Why You Always Have to Sleep Under Blankets—Even When It’s Hot
Even if you’re roasting in an airless room, chances are you’ll still get tucked in. Check out the fascinating science behind this quirky bedtime behaviour.
Each and every one of us has a favourite sleeping position—whether it’s the fetal curl, the splaying starfish, the yearner’s stretch, or the log pose. But there’s one sleep habit we all have in common, and that’s our tendency to sleep under a blanket.
Although bedding used to be a luxury reserved for the rich and powerful, such as kings and wealthy merchants, these days sleeping under a blanket is fairly universal. And even if you’re roasting in your airless room, chances are you’ll still get tucked in. What gives?
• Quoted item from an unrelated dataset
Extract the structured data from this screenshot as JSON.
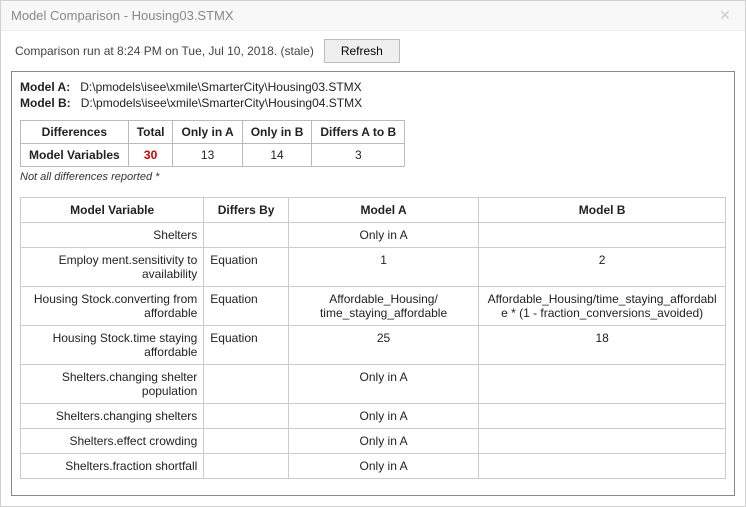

As always, science saves the day with the answers to our deepest questions. For one, your body’s core temperature drops before and during your slumber, so you need the blanket to stop your shivers.
That nightly cool down does more than simply keep you comfortable while you snooze—it’s actually a key part of what regulates the circadian rhythm that determines when your body is ready to go to sleep and when it’s ready to wake up. And it begins about an hour before you hit the sheets and continues to drop while you sleep, eventually reaching one or two degrees below your average body temperature. But once you reach the rapid eye movement (REM) sleep cycle your body loses its ability to regulate its temperature. Your blanket is there to keep you warm—even on a summer night.
There’s a behavioural element to sleeping with bedding, too. Truth be told, we’ve been conditioned to use blankets since birth.
“A blanket creates a ‘microclimate’ around the skin that is usually warmer than the surrounding environment,” says Michael Grandner, PhD, director of the Sleep and Health Research Program at the University of Arizona in Tucson. “It traps heat that escapes from the body at night, keeping the body warm. And since most people sleep with a blanket, the physical sensation of the blanket itself gets paired with sleep. This means that simply being under a blanket can cause the brain and body to be primed for sleep. It can actually trigger a sleep response.”
Research suggests that weighted blankets may be especially beneficial for people with insomnia and anxiety. A study of otherwise healthy people who suffered from chronic insomnia, published in 2015 in the Journal of Sleep Medicine & Disorders, found that those who slept under a weighted blanket reported having a calmer night’s sleep. And a review of research published in 2020 in the American Journal of Occupational Therapy suggests that people with anxiety may also benefit from sleeping with a weighted blanket.
Why? The blanket made them feel not only safe and secure, but also more comfortable.
“The perfect blanket is one that’s warm enough to keep you comfortable, but breathable enough to not accumulate moisture and sweat,” says Grandner. “It should be soft enough to get out of your way, but substantial enough that you feel it.”
If you decide to try a weighted blanket, keep in mind: The blanket’s actual weight matters. It shouldn’t be too light or heavy, noted the researchers, and the weight must be evenly distributed throughout the fabric.
Weighted or not, adds Grandner, “a soft, comfortable blanket is just relaxing and helps people drift to sleep.”
That’s reason enough to get tucked in tonight.
Next, discover 12 secrets for a good night’s sleep.